One of interesting questions concerning the US economy these days is what do we produce of value? The old-fashioned model of economics is based on concrete goods and services that are used by people in daily life.
Historically, people have always spent money on pleasure and intangible experiences. But the trend is escalating in our digital world. The idea sounds distracting and probably for slackers. Just kidding.
Perhaps the idea of buying nonexistent goods and services is good for our planet?
Today’s NYTimes probes the topic: The Goods May Be Virtual, but the Profit Is Real.
The global market for virtual, nonexistent good is estimated to be $5 billion this year. The cost of these goods is work by artists and programmers, with almost no cost of goods beyond imagination, labor and a laptop.These goods create minimal stress on the environment — no packaging and pollution — and they fulfill many human needs, both humane ones and not so.
In Restaurant City, a game by Playfish on Facebook, 18 million active users manage their own cafe and stock it with virtual casseroles and cakes. In Zynga’s game FarmVille, 62 million agrarian dreamers cultivate a farm, plant squash seeds and harvest their crops with tractors.
The experience is like going to the movies, a form of pleasure and recreation.
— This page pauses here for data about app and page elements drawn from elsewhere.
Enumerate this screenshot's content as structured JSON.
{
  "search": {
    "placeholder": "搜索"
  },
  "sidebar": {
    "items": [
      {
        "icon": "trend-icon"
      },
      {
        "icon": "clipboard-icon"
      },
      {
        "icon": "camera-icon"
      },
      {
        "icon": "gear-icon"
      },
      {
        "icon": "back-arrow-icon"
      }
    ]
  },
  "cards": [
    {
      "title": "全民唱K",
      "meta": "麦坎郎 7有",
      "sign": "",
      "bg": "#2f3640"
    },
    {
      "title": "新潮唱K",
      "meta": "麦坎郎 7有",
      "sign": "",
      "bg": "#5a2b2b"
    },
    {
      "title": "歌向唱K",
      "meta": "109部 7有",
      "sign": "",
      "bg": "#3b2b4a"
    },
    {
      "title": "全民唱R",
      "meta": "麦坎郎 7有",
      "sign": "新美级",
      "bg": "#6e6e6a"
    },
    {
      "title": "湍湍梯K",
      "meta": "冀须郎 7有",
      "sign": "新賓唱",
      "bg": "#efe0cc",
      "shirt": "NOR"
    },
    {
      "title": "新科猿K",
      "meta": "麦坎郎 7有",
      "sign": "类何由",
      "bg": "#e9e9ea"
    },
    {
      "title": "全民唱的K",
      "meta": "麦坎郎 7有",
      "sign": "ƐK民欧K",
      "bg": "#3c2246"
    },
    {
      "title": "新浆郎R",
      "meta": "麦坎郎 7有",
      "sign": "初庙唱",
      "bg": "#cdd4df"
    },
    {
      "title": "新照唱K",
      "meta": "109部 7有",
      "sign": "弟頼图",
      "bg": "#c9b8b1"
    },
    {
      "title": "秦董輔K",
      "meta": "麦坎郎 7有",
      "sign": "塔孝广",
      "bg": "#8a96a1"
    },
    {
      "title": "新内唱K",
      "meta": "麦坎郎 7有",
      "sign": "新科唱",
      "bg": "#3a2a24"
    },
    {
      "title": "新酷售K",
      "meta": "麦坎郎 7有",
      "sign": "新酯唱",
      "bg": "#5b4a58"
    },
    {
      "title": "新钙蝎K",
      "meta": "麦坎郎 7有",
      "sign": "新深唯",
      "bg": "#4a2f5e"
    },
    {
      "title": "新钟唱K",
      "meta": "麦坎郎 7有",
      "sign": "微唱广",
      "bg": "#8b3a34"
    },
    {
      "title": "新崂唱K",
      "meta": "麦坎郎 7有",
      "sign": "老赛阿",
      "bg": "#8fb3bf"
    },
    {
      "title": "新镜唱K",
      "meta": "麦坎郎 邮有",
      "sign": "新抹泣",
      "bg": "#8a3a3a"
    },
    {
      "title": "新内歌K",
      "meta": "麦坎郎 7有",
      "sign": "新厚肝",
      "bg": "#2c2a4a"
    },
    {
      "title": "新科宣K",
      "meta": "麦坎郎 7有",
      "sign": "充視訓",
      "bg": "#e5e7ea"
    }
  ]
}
The mental and psychological interaction of participants makes the game more psychologically involving than the passive experience of watching a movie or listening to a concert.
I laugh because some years back, I knew my relationship was in very serious trouble when I asked my partner about his day, and he told me stories, not at his professional job, but his day on Ultima Online. This included his purchase of houses and all the details of an ordinary life. Anne